Elizabeth Jennings Graham, forgotten warrior

JASMIN K. WILLIAMS Amsterdam News Staff | 12/14/2012, 12:32 p.m.
Elizabeth Jennings Graham, forgotten warrior


Elizabeth Jennings Graham, forgotten warrior

A century before Rosa Parks refused to give up her seat on a Montgomery bus, sparking a boycott that lasted more than a year and nearly crippled the bus company, a young, Black, Manhattan schoolteacher also refused to give up her seat. Unlike Parks, who became a beloved national icon, that schoolteacher, Elizabeth Jenkins Graham, is nearly forgotten. But the story of her bravery, tenacity and dedication to her people is worth remembering.

On Sunday, July 16, 1854, Jennings and her friend Sarah Adams were late. They were on the way to the First Colored American Congregational Church on Sixth Street near the Bowery, where Jennings was the church organist. New York state had abolished slavery in 1827 but remained as racially segregated as any Southern town. That included the city's horse-drawn street coaches.

Drivers decided who rode in the cars, and many carried whips to make sure no unwelcome passengers got on. Blacks were encouraged to walk rather than endure the indignity of riding in city coaches. Cars that allowed Blacks to ride had signs that said "Negro Persons Allowed in This Car." But Jennings was in a hurry and hailed the first car she saw at Pearl and Chatham streets, not waiting to see if it was "Negro friendly" or not.

As soon as the conductor saw the two Black women get on, he yelled at them to get off and get the next car. Jennings refused. Finally the conductor said they could ride, but if any white passenger objected to them being in the car, he would put them off by force.

Jennings later wrote of their exchange, saying, "I was a respectable person, born and raised in New York, did not know where he was born ... and that he was a good for nothing, impudent fellow for insulting decent persons while on their way to church."

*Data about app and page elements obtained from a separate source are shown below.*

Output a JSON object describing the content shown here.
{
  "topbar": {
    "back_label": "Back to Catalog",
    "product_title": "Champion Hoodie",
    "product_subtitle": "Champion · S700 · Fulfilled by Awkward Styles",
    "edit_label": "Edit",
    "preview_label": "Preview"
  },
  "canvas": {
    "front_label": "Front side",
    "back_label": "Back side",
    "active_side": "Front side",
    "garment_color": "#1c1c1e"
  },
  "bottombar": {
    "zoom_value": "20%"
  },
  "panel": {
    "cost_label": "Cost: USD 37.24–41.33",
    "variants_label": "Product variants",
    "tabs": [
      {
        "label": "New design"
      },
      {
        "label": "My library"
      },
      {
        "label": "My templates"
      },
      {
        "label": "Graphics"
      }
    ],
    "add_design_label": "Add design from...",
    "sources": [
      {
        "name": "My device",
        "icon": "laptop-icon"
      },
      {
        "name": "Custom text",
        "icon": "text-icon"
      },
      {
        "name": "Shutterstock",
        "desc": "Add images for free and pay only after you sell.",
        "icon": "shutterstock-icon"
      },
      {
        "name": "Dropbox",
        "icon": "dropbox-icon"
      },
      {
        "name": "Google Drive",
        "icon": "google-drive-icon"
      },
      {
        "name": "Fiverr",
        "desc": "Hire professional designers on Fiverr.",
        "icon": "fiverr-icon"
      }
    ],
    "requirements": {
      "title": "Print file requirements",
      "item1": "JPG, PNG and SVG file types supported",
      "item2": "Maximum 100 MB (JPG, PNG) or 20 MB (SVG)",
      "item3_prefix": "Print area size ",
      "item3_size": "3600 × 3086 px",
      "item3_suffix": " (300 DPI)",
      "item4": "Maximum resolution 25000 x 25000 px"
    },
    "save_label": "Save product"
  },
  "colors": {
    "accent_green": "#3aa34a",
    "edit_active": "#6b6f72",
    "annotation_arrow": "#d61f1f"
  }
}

The other passengers must have, no doubt, been shocked by this young Black woman talking back to the white conductor, who then tried to forcibly put Jennings off the car. She fought back, grabbing the window sash and then his coat in resistance. "You shall sweat for this," he said to her. The conductor hailed a policeman who then forcefully pushed Jennings from the car. But this battle was far from over.

Jennings was well-off and well-connected, with powerful and influential allies. Her father, Thomas L. Jennings, was connected with two important and powerful Black churches, the Abyssinian Baptist Church, which later moved to its current location in Harlem, and St. Phillips, also in Harlem. He was also a respected businessman and community leader whose social circle included abolitionists, ministers, journalists and educators, both Black and white.

A rally was held at her church the next day. Jennings, too injured to attend, wrote a letter detailing her ordeal that was read at the church. "Sarah E. Adams and myself walked down to the corner of Pearl and Chatham streets to take the Third Avenue cars," she wrote. She described how the conductor, thought to be one Edwin Moss, had attacked her.